The markets are worried that a slowdown in China will throw the U.S. into recession. Although China became the number one growth engine in the world after the Great Recession there is reason to believe that flight of capital from China will help instead of hurt the USA. Fortune writes about the situation.
Back in the late 1990s, during the last Asian financial crisis, many economists predicted that the turmoil would slow growth in the United States and Europe but, in fact, just the opposite happened: the late 1990s were some of the best years for growth in American history.
The contagion in emerging Asia didn’t spread to developed economies in the West for several reasons, but one major factor was the fact that the crisis was largely about the flight of capital from emerging markets, which had mismanaged their currencies, to the developed world. While many developing countries were hit hard by the Great Recession that started in the U.S. because of their reliance on exporting to the developed world, the Asian financial crisis led to the return of investment capital back to the developed world, which helped boost stock markets, lower interest rates, and power faster growth.
Exports only account for about 15% of U.S. GDP, while exports to the Pacific Rim account for just 2% of GDP. With figures like these, even a 10% decline in trade to the region would shave just 0.2% from growth in the U.S.
First of all only a tiny fraction of the US GDP comes from exports to China.
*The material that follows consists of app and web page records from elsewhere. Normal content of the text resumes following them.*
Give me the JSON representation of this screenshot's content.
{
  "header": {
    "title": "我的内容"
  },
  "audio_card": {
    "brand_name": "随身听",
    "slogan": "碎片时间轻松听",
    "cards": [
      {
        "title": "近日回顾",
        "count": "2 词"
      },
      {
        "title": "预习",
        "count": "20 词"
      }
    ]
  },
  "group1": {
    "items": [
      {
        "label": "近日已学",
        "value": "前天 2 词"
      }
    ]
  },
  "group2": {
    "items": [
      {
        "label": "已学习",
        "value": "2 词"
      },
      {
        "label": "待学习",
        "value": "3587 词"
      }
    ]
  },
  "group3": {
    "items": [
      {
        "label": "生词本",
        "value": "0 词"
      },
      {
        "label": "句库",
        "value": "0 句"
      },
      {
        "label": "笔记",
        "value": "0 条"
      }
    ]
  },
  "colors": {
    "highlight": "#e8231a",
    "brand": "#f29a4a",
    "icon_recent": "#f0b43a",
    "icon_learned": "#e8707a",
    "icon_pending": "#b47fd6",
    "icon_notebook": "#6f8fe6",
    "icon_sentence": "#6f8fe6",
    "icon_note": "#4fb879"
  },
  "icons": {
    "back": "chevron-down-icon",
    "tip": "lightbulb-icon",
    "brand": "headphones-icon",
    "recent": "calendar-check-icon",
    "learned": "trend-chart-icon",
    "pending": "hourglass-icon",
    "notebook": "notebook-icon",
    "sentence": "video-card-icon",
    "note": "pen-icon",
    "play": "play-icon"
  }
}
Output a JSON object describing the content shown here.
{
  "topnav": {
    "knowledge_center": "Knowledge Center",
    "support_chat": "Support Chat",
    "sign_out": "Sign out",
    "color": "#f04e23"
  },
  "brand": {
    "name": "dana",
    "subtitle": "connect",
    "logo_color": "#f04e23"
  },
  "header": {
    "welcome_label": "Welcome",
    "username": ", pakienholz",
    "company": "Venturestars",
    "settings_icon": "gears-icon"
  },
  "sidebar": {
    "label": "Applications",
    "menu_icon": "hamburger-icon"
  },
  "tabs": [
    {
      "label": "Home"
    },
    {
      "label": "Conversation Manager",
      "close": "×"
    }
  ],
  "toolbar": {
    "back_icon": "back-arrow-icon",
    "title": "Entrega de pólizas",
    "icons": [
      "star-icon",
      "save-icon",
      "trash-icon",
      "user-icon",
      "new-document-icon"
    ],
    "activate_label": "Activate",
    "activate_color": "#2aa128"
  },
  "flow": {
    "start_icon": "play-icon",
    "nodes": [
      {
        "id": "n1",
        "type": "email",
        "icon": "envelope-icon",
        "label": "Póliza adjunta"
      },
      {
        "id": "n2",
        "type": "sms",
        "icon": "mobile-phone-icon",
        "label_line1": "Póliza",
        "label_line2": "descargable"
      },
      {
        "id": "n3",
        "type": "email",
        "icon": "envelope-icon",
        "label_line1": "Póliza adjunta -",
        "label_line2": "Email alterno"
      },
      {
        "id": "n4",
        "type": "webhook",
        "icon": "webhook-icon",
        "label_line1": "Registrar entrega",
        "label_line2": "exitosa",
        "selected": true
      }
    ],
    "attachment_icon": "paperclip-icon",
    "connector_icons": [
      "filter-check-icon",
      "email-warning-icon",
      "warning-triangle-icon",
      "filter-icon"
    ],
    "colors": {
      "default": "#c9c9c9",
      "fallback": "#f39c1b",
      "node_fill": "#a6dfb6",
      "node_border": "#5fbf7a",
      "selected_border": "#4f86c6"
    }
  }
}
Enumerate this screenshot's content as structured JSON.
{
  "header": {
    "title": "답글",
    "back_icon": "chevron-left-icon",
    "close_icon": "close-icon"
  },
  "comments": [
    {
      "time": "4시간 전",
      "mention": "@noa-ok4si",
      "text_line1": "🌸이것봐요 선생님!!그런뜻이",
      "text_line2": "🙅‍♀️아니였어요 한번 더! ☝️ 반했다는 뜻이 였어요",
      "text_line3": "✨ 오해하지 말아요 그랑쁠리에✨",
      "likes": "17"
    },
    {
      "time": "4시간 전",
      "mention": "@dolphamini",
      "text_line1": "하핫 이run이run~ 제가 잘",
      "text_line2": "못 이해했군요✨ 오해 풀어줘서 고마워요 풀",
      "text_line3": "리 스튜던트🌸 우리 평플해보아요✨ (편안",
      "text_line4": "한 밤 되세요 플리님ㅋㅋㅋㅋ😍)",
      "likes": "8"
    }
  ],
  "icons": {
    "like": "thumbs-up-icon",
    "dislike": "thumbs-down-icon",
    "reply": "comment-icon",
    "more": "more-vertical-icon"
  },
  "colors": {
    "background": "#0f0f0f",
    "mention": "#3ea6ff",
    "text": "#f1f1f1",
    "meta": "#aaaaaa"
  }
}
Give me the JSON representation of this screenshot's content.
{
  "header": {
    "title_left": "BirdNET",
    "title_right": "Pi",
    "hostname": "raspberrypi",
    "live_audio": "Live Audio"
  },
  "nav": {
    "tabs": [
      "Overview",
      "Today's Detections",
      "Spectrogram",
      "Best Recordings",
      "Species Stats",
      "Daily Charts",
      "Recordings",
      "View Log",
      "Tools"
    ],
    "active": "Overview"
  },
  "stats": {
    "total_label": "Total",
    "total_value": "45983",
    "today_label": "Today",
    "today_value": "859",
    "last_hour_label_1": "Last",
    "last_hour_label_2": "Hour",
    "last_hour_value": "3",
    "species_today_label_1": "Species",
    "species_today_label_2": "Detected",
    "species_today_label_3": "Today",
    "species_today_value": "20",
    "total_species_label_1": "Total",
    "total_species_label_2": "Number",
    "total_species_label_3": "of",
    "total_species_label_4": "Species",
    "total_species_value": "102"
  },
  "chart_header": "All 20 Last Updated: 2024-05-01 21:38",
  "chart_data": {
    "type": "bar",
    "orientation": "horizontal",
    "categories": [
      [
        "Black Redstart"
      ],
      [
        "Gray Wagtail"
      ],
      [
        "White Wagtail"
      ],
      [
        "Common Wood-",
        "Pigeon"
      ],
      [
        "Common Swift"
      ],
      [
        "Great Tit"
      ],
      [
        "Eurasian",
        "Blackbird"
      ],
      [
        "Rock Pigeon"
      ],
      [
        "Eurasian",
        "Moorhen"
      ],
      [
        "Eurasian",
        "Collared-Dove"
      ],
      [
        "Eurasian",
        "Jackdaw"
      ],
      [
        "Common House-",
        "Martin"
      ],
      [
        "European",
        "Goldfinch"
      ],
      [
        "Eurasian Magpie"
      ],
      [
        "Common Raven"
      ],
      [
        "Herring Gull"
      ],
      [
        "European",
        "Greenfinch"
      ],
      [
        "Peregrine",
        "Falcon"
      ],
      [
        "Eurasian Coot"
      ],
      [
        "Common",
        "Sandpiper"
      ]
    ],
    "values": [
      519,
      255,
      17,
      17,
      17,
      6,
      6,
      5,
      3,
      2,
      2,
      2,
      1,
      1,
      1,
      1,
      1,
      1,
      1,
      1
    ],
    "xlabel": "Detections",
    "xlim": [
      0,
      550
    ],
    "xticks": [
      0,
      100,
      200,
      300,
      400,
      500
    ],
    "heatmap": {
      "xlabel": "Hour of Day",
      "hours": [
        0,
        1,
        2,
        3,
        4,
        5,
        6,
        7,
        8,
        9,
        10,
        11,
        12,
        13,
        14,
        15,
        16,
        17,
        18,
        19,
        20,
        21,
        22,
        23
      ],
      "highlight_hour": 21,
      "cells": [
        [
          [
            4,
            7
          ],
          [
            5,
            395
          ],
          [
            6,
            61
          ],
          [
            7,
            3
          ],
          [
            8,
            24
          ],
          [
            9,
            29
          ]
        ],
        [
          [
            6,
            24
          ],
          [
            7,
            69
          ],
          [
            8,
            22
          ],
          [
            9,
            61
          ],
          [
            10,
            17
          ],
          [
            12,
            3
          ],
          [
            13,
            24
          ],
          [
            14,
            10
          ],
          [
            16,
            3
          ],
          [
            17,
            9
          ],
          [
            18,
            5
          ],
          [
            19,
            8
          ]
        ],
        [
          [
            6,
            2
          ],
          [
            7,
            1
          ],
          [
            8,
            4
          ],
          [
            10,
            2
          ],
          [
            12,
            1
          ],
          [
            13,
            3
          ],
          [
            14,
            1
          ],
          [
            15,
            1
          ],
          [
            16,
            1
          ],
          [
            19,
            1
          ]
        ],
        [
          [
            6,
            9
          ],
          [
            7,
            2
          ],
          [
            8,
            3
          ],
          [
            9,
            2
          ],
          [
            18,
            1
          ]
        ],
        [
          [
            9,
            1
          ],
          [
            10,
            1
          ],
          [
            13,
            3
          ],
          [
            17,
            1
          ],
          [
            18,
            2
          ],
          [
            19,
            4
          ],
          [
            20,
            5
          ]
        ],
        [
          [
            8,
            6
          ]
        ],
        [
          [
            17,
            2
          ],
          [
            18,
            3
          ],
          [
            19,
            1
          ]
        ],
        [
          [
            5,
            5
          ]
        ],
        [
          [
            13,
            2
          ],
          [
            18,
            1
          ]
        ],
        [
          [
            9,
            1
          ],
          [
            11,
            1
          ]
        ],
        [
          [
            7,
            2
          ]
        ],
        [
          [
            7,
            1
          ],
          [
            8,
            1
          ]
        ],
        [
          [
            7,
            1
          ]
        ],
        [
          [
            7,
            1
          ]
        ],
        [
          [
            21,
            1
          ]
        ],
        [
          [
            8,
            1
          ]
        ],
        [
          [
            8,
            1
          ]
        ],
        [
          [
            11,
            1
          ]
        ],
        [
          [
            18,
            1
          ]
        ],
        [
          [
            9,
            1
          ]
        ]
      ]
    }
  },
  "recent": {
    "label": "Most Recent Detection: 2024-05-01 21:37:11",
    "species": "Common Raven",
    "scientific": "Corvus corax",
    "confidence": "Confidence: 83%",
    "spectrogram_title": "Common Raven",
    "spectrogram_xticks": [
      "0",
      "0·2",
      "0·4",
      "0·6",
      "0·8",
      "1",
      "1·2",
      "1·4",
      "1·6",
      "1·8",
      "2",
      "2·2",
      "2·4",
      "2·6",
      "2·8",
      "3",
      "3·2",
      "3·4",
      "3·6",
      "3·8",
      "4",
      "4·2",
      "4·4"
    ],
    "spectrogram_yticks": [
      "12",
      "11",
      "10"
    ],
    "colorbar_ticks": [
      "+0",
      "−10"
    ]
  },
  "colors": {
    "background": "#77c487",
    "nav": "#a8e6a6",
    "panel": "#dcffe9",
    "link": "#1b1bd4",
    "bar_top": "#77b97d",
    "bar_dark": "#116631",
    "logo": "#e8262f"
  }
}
And second Chinese business people will seek the best place to invest their money when China is in trouble. A month ago we wrote about Chinese investment in America. This may just be the leading edge of a flood of investment capital fleeing Chinese markets.
Who would have thought? Chinese companies are starting up cotton mills in America. Chinese investment in America makes sense to these businesses because for every dollar required to manufacture in the USA it costs 96 cents to manufacture in China. The New York Times reports on how Chinese textile mills are setting up shop in the USA.
Once the epitome of cheap mass manufacturing, textile producers from formerly low-cost nations are starting to set up shop in America. It is part of a blurring of once seemingly clear-cut boundaries between high- and low-cost manufacturing nations that few would have predicted a decade ago.
Textile production in China is becoming increasingly unprofitable after years of rising wages, higher energy bills and mounting logistical costs, as well as new government quotas on the import of cotton.
At the same time, manufacturing costs in the United States are becoming more competitive. In Lancaster County, where Indian Land is located, Keer has found residents desperate for work, even at depressed wages, as well as access to cheap and abundant land and energy and heavily subsidized cotton.
The end result of higher wages and other manufacturing costs in China is Chinese investment in America. How can US investors take advantage of this trend?
Add to this trend the Chinese who are buying condos on the Chicago lake front or even in London. There is a flight of capital from China which will probably get worse is the economic situation melts down. That capital flight will help cushion any effects of the China slowdown on the USA.
Worse in Asia
China’s slowdown and the decline of its stock market are having a more direct effect on economies in Asia. The Wall Street Journal writes about how China’s economic woes are spreading to neighboring nations.
A startling plunge in South Korean exports sharpened the picture on Tuesday of how China’s economic slowdown is rippling across Asia.
The 14.7% decline in August from a year earlier, driven in part by slack demand from South Korea’s largest trading partner, China, amounts to the first statistical evidence of regional trade’s decline since Beijing’s Aug. 11 currency devaluation. That move sparked wild gyrations in financial markets and jitters about sputtering Chinese growth despite Beijing’s efforts to bolster the economy. Asian shares fell again on Tuesday.
Foreign direct investment follows economic health and the flight of capital from China and other nations in Asia will probably help the USA.